AccounTrust Business Services Inc.
Estates & Wills & Trusts, Tax

Second life for post mortem tax planning

By Matt Trotta and Josh Proulx

The “death”

The Department of Finance released potential changes to the Income Tax Act on July 18, 2017, that would restrict the conversion of income into capital gains. Based on the initial proposals, this would significantly affect how private corporation shares would be taxed on death.

On death, a taxpayer is deemed to have disposed of their private corporation shares and other assets at fair market value, typically creating a taxable event in the form of a capital gain. When that private corporation distributes property or pays dividends to the beneficiaries of the deceased person’s estate, those dividends are also taxable. Essentially, those same shares are taxed twice.

Traditionally, there have been two ways to address this issue. The first is a plan that is known in the tax community as a “pipeline” plan, which effectively tries to eliminate the double tax problem and reduce the burden to one level of taxation, being the deemed capital gain. This plan would have been fundamentally lost under the July 18 proposals, since those proposals would usually trigger a deemed dividend on those private company shares, notwithstanding the steps taken. While the Department of Finance informally indicated earlier this month that they may provide some relief for estates triggered before July 18, 2017, no formal solutions were presented.

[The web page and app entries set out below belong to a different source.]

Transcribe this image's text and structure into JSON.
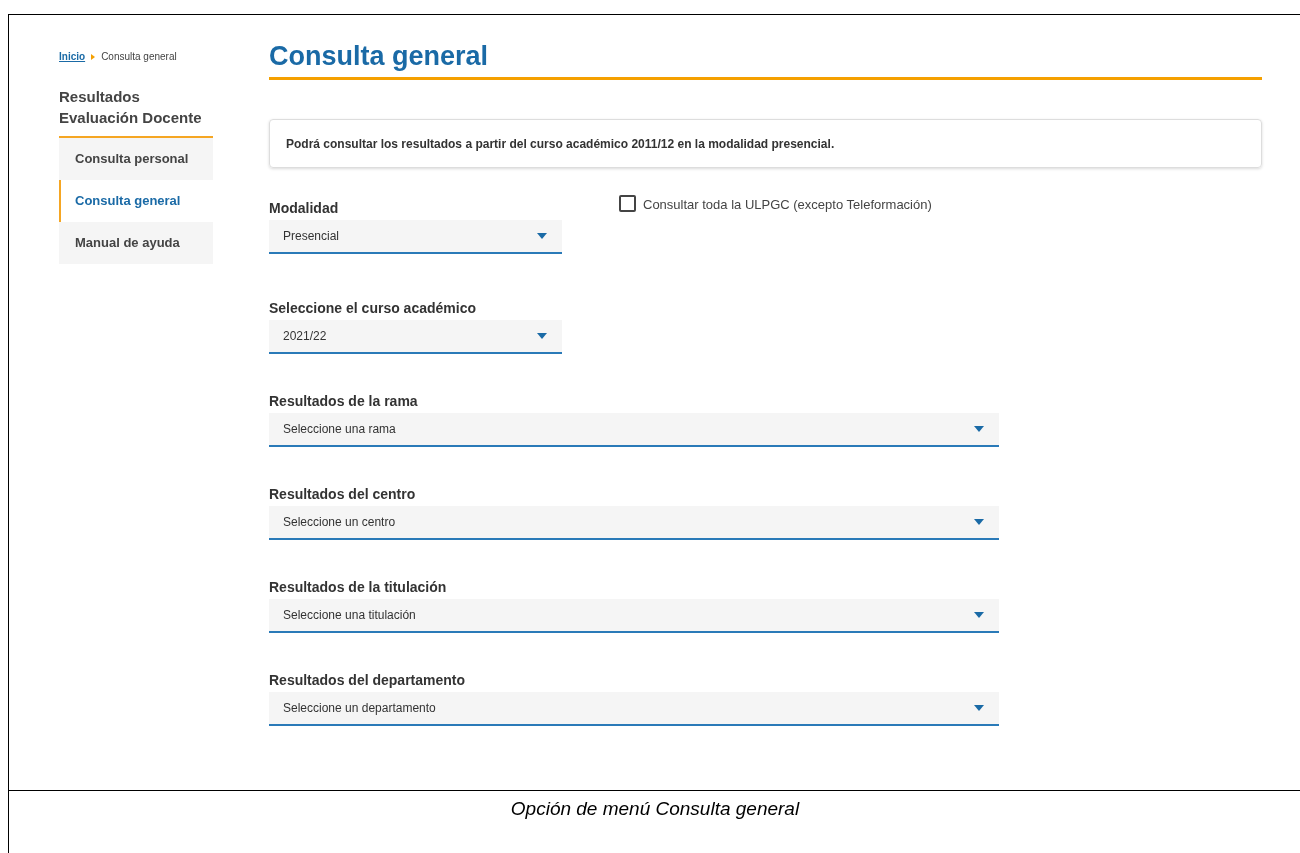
{
  "breadcrumb": {
    "link": "Inicio",
    "current": "Consulta general"
  },
  "sidebar": {
    "title": "Resultados Evaluación Docente",
    "items": [
      {
        "label": "Consulta personal",
        "selected": false
      },
      {
        "label": "Consulta general",
        "selected": true
      },
      {
        "label": "Manual de ayuda",
        "selected": false
      }
    ]
  },
  "page_title": "Consulta general",
  "notice": "Podrá consultar los resultados a partir del curso académico 2011/12 en la modalidad presencial.",
  "checkbox": {
    "label": "Consultar toda la ULPGC (excepto Teleformación)",
    "checked": false
  },
  "fields": [
    {
      "label": "Modalidad",
      "value": "Presencial",
      "kind": "narrow"
    },
    {
      "label": "Seleccione el curso académico",
      "value": "2021/22",
      "kind": "narrow"
    },
    {
      "label": "Resultados de la rama",
      "value": "Seleccione una rama",
      "kind": "wide"
    },
    {
      "label": "Resultados del centro",
      "value": "Seleccione un centro",
      "kind": "wide"
    },
    {
      "label": "Resultados de la titulación",
      "value": "Seleccione una titulación",
      "kind": "wide"
    },
    {
      "label": "Resultados del departamento",
      "value": "Seleccione un departamento",
      "kind": "wide"
    }
  ],
  "caption": "Opción de menú Consulta general"
}
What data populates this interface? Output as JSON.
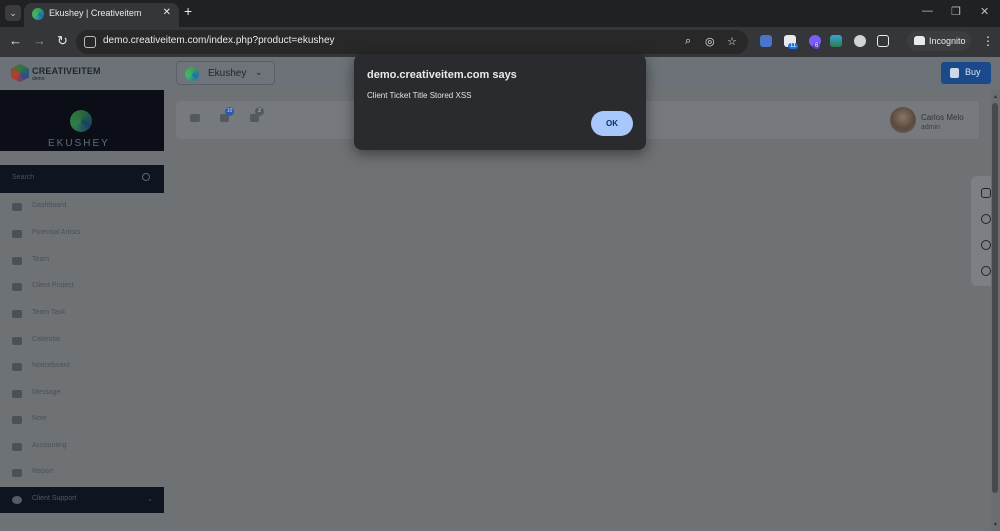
{
  "browser": {
    "tab_title": "Ekushey | Creativeitem",
    "new_tab": "+",
    "url": "demo.creativeitem.com/index.php?product=ekushey",
    "extension_badges": [
      "11",
      "6"
    ],
    "incognito_label": "Incognito"
  },
  "app": {
    "logo_text": "CREATIVEITEM",
    "logo_subtext": "demo",
    "product_selector": "Ekushey",
    "buy_label": "Buy",
    "brand_text": "EKUSHEY",
    "search_placeholder": "Search",
    "nav_items": [
      {
        "label": "Dashboard"
      },
      {
        "label": "Potential Artists"
      },
      {
        "label": "Team"
      },
      {
        "label": "Client Project"
      },
      {
        "label": "Team Task"
      },
      {
        "label": "Calendar"
      },
      {
        "label": "Noticeboard"
      },
      {
        "label": "Message"
      },
      {
        "label": "Note"
      },
      {
        "label": "Accounting"
      },
      {
        "label": "Report"
      },
      {
        "label": "Client Support"
      }
    ],
    "header_badges": [
      "10",
      "2"
    ],
    "user": {
      "name": "Carlos Melo",
      "role": "admin"
    }
  },
  "dialog": {
    "title": "demo.creativeitem.com says",
    "message": "Client Ticket Title Stored XSS",
    "ok_label": "OK"
  },
  "colors": {
    "dialog_bg": "#2a2b2e",
    "ok_button": "#a8c7fa",
    "buy_button": "#1b4a8c",
    "sidebar_active": "#0f1421"
  }
}
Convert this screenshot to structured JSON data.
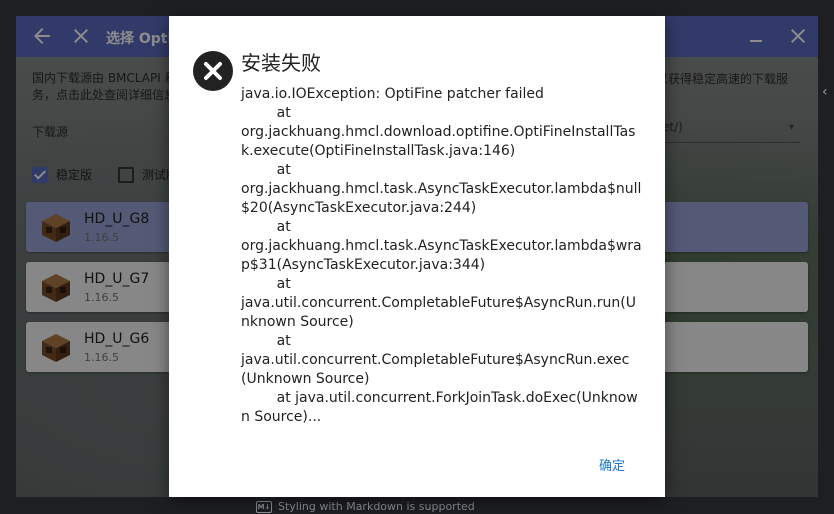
{
  "window": {
    "title": "选择 Optifine",
    "back_icon": "arrow-left-icon",
    "close_icon": "close-icon",
    "minimize_icon": "minimize-icon",
    "window_close_icon": "close-icon"
  },
  "download_hint": "国内下载源由 BMCLAPI 和",
  "download_hint_line2": "务，点击此处查阅详细信息",
  "download_hint_right": "以获得稳定高速的下载服",
  "download_source": {
    "label": "下载源",
    "selected": "et/)"
  },
  "filters": {
    "stable_label": "稳定版",
    "stable_checked": true,
    "test_label": "测试版",
    "test_checked": false
  },
  "versions": [
    {
      "name": "HD_U_G8",
      "mc": "1.16.5",
      "selected": true
    },
    {
      "name": "HD_U_G7",
      "mc": "1.16.5",
      "selected": false
    },
    {
      "name": "HD_U_G6",
      "mc": "1.16.5",
      "selected": false
    }
  ],
  "dialog": {
    "icon": "error-x-icon",
    "title": "安装失败",
    "body": "java.io.IOException: OptiFine patcher failed\n\tat\norg.jackhuang.hmcl.download.optifine.OptiFineInstallTask.execute(OptiFineInstallTask.java:146)\n\tat\norg.jackhuang.hmcl.task.AsyncTaskExecutor.lambda$null$20(AsyncTaskExecutor.java:244)\n\tat\norg.jackhuang.hmcl.task.AsyncTaskExecutor.lambda$wrap$31(AsyncTaskExecutor.java:344)\n\tat\njava.util.concurrent.CompletableFuture$AsyncRun.run(Unknown Source)\n\tat\njava.util.concurrent.CompletableFuture$AsyncRun.exec(Unknown Source)\n\tat java.util.concurrent.ForkJoinTask.doExec(Unknown Source)...",
    "ok_label": "确定"
  },
  "background_note": "Styling with Markdown is supported",
  "colors": {
    "accent": "#5c6bc0",
    "selected_row": "#9aa2d8",
    "link": "#1976d2"
  }
}
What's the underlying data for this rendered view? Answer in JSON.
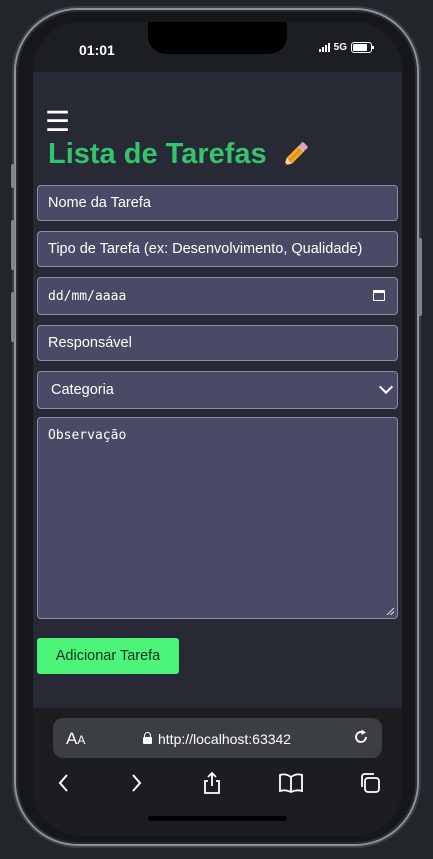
{
  "status": {
    "time": "01:01",
    "network": "5G"
  },
  "page": {
    "title": "Lista de Tarefas",
    "title_icon": "pencil-icon",
    "menu_icon": "hamburger-icon",
    "title_color": "#34c46b"
  },
  "form": {
    "task_name_placeholder": "Nome da Tarefa",
    "task_type_placeholder": "Tipo de Tarefa (ex: Desenvolvimento, Qualidade)",
    "date_placeholder": "dd/mm/aaaa",
    "responsible_placeholder": "Responsável",
    "category_selected": "Categoria",
    "notes_placeholder": "Observação",
    "submit_label": "Adicionar Tarefa",
    "button_color": "#4cf57a",
    "field_color": "#494b66"
  },
  "browser": {
    "text_size_label_big": "A",
    "text_size_label_small": "A",
    "url": "http://localhost:63342"
  }
}
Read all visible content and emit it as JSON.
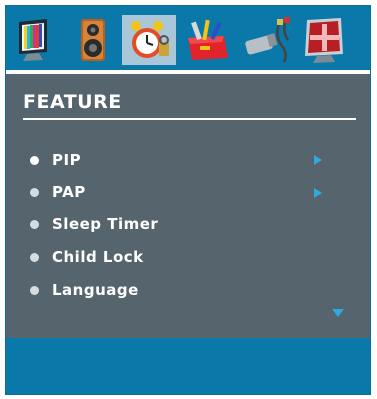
{
  "icon_bar": {
    "icons": [
      {
        "name": "picture-icon",
        "selected": false
      },
      {
        "name": "sound-icon",
        "selected": false
      },
      {
        "name": "feature-icon",
        "selected": true
      },
      {
        "name": "install-icon",
        "selected": false
      },
      {
        "name": "source-icon",
        "selected": false
      },
      {
        "name": "pc-position-icon",
        "selected": false
      }
    ]
  },
  "menu": {
    "title": "FEATURE",
    "items": [
      {
        "label": "PIP",
        "has_submenu": true
      },
      {
        "label": "PAP",
        "has_submenu": true
      },
      {
        "label": "Sleep Timer",
        "has_submenu": false
      },
      {
        "label": "Child Lock",
        "has_submenu": false
      },
      {
        "label": "Language",
        "has_submenu": false
      }
    ],
    "more_indicator": "scroll-down-arrow"
  },
  "colors": {
    "frame": "#0a78a9",
    "panel": "#56656d",
    "selected_tile": "#a9c7d9",
    "arrow": "#2fa9e0",
    "text": "#ffffff"
  }
}
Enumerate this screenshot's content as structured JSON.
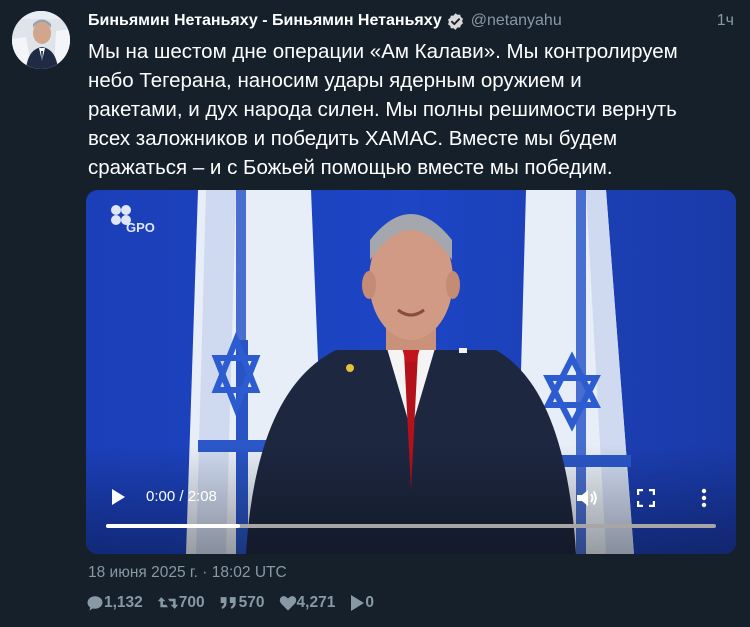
{
  "author": {
    "display_name": "Биньямин Нетаньяху - Биньямин Нетаньяху",
    "handle": "@netanyahu",
    "verified": true,
    "avatar": "user-avatar"
  },
  "tweet": {
    "relative_time": "1ч",
    "lines": [
      "Мы на шестом дне операции «Ам Калави». Мы контролируем",
      "небо Тегерана, наносим удары ядерным оружием и",
      "ракетами, и дух народа силен. Мы полны решимости вернуть",
      "всех заложников и победить ХАМАС. Вместе мы будем",
      "сражаться – и с Божьей помощью вместе мы победим."
    ],
    "date": "18 июня 2025 г. · 18:02 UTC"
  },
  "video": {
    "watermark": "GPO",
    "current_time": "0:00",
    "duration": "2:08",
    "timecode": "0:00 / 2:08",
    "progress_fraction": 0.22
  },
  "actions": {
    "replies": "1,132",
    "retweets": "700",
    "quotes": "570",
    "likes": "4,271",
    "views": "0"
  },
  "colors": {
    "background": "#15202b",
    "muted": "#8899a6",
    "text": "#ffffff",
    "video_bg": "#1a3aa8"
  },
  "icons": [
    "verified-badge-icon",
    "play-icon",
    "volume-icon",
    "fullscreen-icon",
    "more-icon",
    "reply-icon",
    "retweet-icon",
    "quote-icon",
    "like-icon",
    "views-icon"
  ]
}
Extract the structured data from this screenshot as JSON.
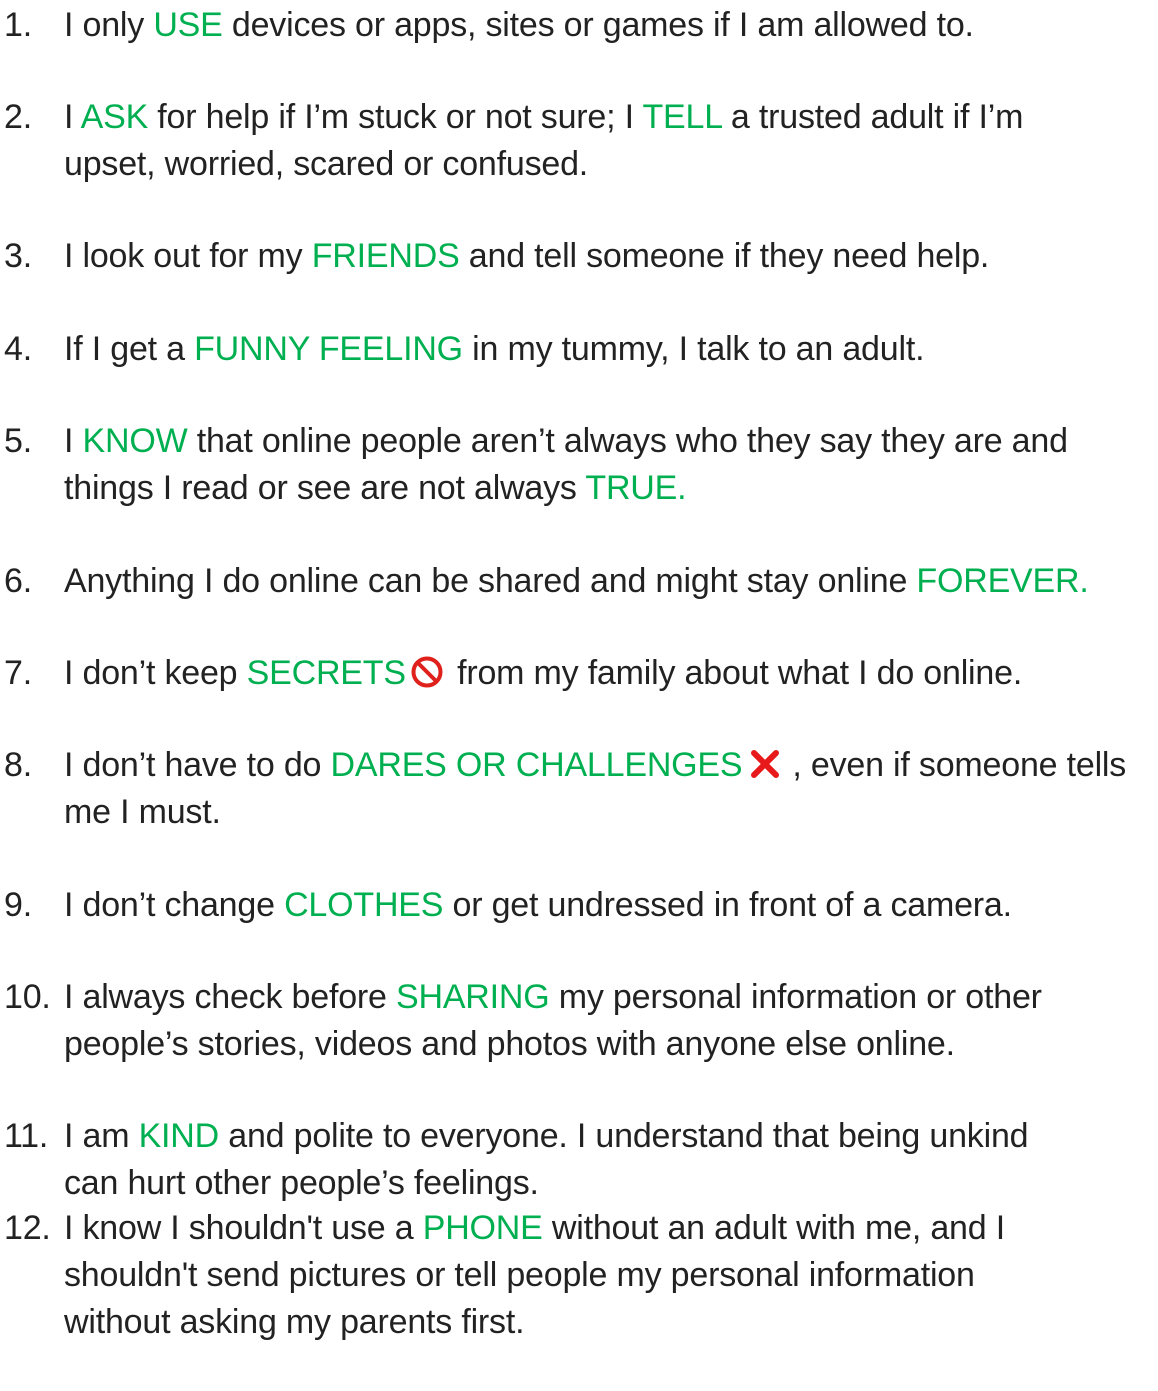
{
  "rules": [
    {
      "number": "1.",
      "lines": [
        [
          {
            "t": "I only "
          },
          {
            "t": "USE",
            "hl": true
          },
          {
            "t": " devices or apps, sites or games if I am allowed to."
          }
        ]
      ]
    },
    {
      "number": "2.",
      "lines": [
        [
          {
            "t": "I "
          },
          {
            "t": "ASK",
            "hl": true
          },
          {
            "t": " for help if I’m stuck or not sure; I "
          },
          {
            "t": "TELL",
            "hl": true
          },
          {
            "t": " a trusted adult if I’m"
          }
        ],
        [
          {
            "t": "upset, worried, scared or confused."
          }
        ]
      ]
    },
    {
      "number": "3.",
      "lines": [
        [
          {
            "t": "I look out for my "
          },
          {
            "t": "FRIENDS",
            "hl": true
          },
          {
            "t": " and tell someone if they need help."
          }
        ]
      ]
    },
    {
      "number": "4.",
      "lines": [
        [
          {
            "t": "If I get a "
          },
          {
            "t": "FUNNY FEELING",
            "hl": true
          },
          {
            "t": " in my tummy, I talk to an adult."
          }
        ]
      ]
    },
    {
      "number": "5.",
      "lines": [
        [
          {
            "t": "I "
          },
          {
            "t": "KNOW",
            "hl": true
          },
          {
            "t": " that online people aren’t always who they say they are and"
          }
        ],
        [
          {
            "t": "things I read or see are not always "
          },
          {
            "t": "TRUE.",
            "hl": true
          }
        ]
      ]
    },
    {
      "number": "6.",
      "lines": [
        [
          {
            "t": "Anything I do online can be shared and might stay online "
          },
          {
            "t": "FOREVER.",
            "hl": true
          }
        ]
      ]
    },
    {
      "number": "7.",
      "lines": [
        [
          {
            "t": "I don’t keep "
          },
          {
            "t": "SECRETS",
            "hl": true
          },
          {
            "icon": "prohibited-icon"
          },
          {
            "t": " from my family about what I do online."
          }
        ]
      ]
    },
    {
      "number": "8.",
      "lines": [
        [
          {
            "t": "I don’t have to do "
          },
          {
            "t": "DARES OR CHALLENGES",
            "hl": true
          },
          {
            "icon": "cross-mark-icon"
          },
          {
            "t": ", even if someone tells"
          }
        ],
        [
          {
            "t": "me I must."
          }
        ]
      ]
    },
    {
      "number": "9.",
      "lines": [
        [
          {
            "t": "I don’t change "
          },
          {
            "t": "CLOTHES",
            "hl": true
          },
          {
            "t": " or get undressed in front of a camera."
          }
        ]
      ]
    },
    {
      "number": "10.",
      "lines": [
        [
          {
            "t": "I always check before "
          },
          {
            "t": "SHARING",
            "hl": true
          },
          {
            "t": " my personal information or other"
          }
        ],
        [
          {
            "t": "people’s stories, videos and photos with anyone else online."
          }
        ]
      ]
    },
    {
      "number": "11.",
      "lines": [
        [
          {
            "t": "I am "
          },
          {
            "t": "KIND",
            "hl": true
          },
          {
            "t": " and polite to everyone. I understand that being unkind"
          }
        ],
        [
          {
            "t": "can hurt other people’s feelings."
          }
        ]
      ]
    },
    {
      "number": "12.",
      "lines": [
        [
          {
            "t": "I know I shouldn't use a "
          },
          {
            "t": "PHONE",
            "hl": true
          },
          {
            "t": " without an adult with me, and I"
          }
        ],
        [
          {
            "t": "shouldn't send pictures or tell people my personal information"
          }
        ],
        [
          {
            "t": "without asking my parents first."
          }
        ]
      ]
    }
  ],
  "colors": {
    "highlight": "#00B050",
    "text": "#222222",
    "prohibited_icon": "#E0201B",
    "cross_icon": "#E8191A"
  }
}
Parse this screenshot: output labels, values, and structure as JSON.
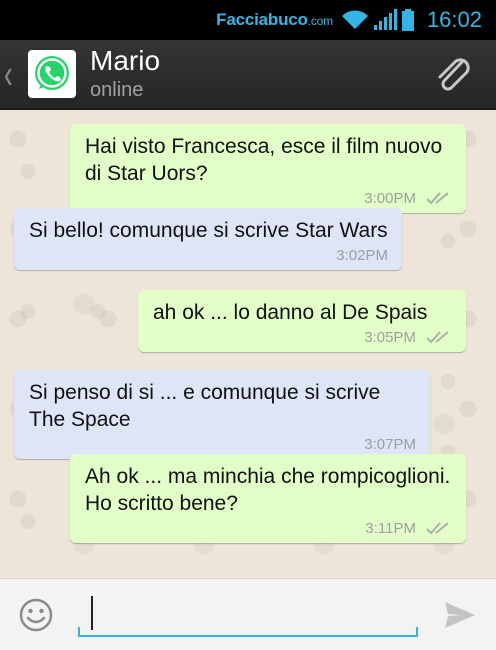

The other strategy to mitigate the double tax problem is known as the “subsection 164(6) loss carry-back.” This type of planning must be implemented within one year after death, which can sometimes pose a practical problem. This plan also often requires a wind-up of the corporation to avoid the application of certain loss restriction or “stop loss” rules. The end result of this strategy is that the capital gain is offset, and only the tax on the deemed dividends are payable. 

Effectively, the “pipeline” eliminates double tax by reducing the tax burden to only the capital gains tax, while a loss carry-back plan reduces the tax burden to only the dividend tax. This loss carry-back strategy is typically not as effective as the pipeline because dividends are taxed at a significantly higher rate than capital gains in most cases, but this depends largely on the specific tax attributes of the corporation and the persons involved. Together with the practical issues involved in loss carry-back planning, it has historically been considered reasonable and acceptable to implement “pipeline” strategies for many small and medium-sized businesses.

Many estates are not in the position to make filings or undertake post-mortem planning at that stage as there may be other complications in the estate. While there was some discussion from senior members of the Department of Finance that the time period may be extended, this remains unclear. It appeared that post-mortem planning was about to be dead and buried.

The “rebirth”

On Oct. 19, the Department of Finance released a statement indicating that the Government will not be moving ahead with the proposed changes relating to conversion of income into capital gains.[1]

In this announcement, the Government indicated that they had concerns leading to this decision, especially concerns “in respect of taxation upon death and intergenerational transfers of businesses.”[2] It is likely that this means pipeline planning will make its return.

While the announcement relating to this change relates to farming businesses, the Government did specifically refer to intergenerational transfers of small businesses in their general release[3].

Ultimately, the final form of this legislation is yet to be released. The government was clear in its assertion that it “will work with family businesses, including farming and fishing businesses, to make it more efficient, or less difficult, to hand down their businesses to the next generation.”[4] Fortunately, it does appear that practitioners will again be able to provide a greater range of options to prevent double taxation upon death.

Regardless of the final form, it is important for executors and legal representatives of estates to reach out to qualified lawyers, accountants and advisors at the earliest possible stage to ascertain what types of post-mortem planning are suitable for their respective estate. Even prior to death, we recommend you meet with an estate planning lawyer to prepare a comprehensive plan for your executors, business partners and family to follow.

[1] Department of Finance, Targeted Tax Fairness Measures Will Protect Small Business Owners Including Farmers and Fishers, accessed Oct. 20, 2017

[2]Supra at para 3.

[3]Supra.

[4]Supra.

Read More at Shea Nerland Law Blog

To Read More Matt Trotta Posts Click Here
Lawyer Directory
BPFG: NEW AD TO ROTAE MONTHLY WITH BICOToronto Lawyers AssociationMKD InternationalFeldstein Family LawLegal Print & Copy Inc.Davidson Fraese Family LawyersJHG Criminal Law/Jordana GoldlistAchkar Law